> **WHAT IS NEEDED**
Reproduce every record below, character by character.

Website and app data records:
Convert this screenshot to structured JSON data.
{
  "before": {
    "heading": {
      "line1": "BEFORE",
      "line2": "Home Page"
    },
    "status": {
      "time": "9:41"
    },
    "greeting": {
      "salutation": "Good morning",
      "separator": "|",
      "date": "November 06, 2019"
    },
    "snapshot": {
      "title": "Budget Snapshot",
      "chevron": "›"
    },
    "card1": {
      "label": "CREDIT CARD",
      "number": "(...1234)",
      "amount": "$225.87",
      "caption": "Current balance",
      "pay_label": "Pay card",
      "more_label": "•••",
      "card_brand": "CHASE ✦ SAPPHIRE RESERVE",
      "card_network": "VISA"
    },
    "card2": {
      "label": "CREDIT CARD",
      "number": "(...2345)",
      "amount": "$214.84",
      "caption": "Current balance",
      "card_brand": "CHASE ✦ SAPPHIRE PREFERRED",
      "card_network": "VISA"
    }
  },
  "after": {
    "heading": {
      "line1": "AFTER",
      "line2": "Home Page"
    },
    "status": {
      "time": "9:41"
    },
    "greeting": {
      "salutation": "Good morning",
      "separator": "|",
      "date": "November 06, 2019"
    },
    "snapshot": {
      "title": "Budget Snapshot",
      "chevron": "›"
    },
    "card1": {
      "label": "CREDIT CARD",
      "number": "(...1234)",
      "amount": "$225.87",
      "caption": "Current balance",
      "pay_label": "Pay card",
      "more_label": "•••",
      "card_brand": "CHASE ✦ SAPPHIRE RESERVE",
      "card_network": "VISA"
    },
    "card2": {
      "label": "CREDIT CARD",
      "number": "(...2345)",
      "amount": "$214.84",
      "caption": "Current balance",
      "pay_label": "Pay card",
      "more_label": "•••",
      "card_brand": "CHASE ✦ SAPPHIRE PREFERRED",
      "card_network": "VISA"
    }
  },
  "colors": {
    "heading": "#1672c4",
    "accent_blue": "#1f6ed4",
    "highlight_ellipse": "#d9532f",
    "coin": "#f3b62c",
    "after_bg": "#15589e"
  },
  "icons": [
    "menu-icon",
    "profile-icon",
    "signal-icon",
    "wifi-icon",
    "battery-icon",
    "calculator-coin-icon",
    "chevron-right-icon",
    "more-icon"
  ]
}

> **RESPONSE**
Convert this screenshot to structured JSON data.
{
  "before": {
    "heading": {
      "line1": "BEFORE",
      "line2": "Home Page"
    },
    "status": {
      "time": "9:41"
    },
    "greeting": {
      "salutation": "Good morning",
      "separator": "|",
      "date": "November 06, 2019"
    },
    "snapshot": {
      "title": "Budget Snapshot",
      "chevron": "›"
    },
    "card1": {
      "label": "CREDIT CARD",
      "number": "(...1234)",
      "amount": "$225.87",
      "caption": "Current balance",
      "pay_label": "Pay card",
      "more_label": "•••",
      "card_brand": "CHASE ✦ SAPPHIRE RESERVE",
      "card_network": "VISA"
    },
    "card2": {
      "label": "CREDIT CARD",
      "number": "(...2345)",
      "amount": "$214.84",
      "caption": "Current balance",
      "card_brand": "CHASE ✦ SAPPHIRE PREFERRED",
      "card_network": "VISA"
    }
  },
  "after": {
    "heading": {
      "line1": "AFTER",
      "line2": "Home Page"
    },
    "status": {
      "time": "9:41"
    },
    "greeting": {
      "salutation": "Good morning",
      "separator": "|",
      "date": "November 06, 2019"
    },
    "snapshot": {
      "title": "Budget Snapshot",
      "chevron": "›"
    },
    "card1": {
      "label": "CREDIT CARD",
      "number": "(...1234)",
      "amount": "$225.87",
      "caption": "Current balance",
      "pay_label": "Pay card",
      "more_label": "•••",
      "card_brand": "CHASE ✦ SAPPHIRE RESERVE",
      "card_network": "VISA"
    },
    "card2": {
      "label": "CREDIT CARD",
      "number": "(...2345)",
      "amount": "$214.84",
      "caption": "Current balance",
      "pay_label": "Pay card",
      "more_label": "•••",
      "card_brand": "CHASE ✦ SAPPHIRE PREFERRED",
      "card_network": "VISA"
    }
  },
  "colors": {
    "heading": "#1672c4",
    "accent_blue": "#1f6ed4",
    "highlight_ellipse": "#d9532f",
    "coin": "#f3b62c",
    "after_bg": "#15589e"
  },
  "icons": [
    "menu-icon",
    "profile-icon",
    "signal-icon",
    "wifi-icon",
    "battery-icon",
    "calculator-coin-icon",
    "chevron-right-icon",
    "more-icon"
  ]
}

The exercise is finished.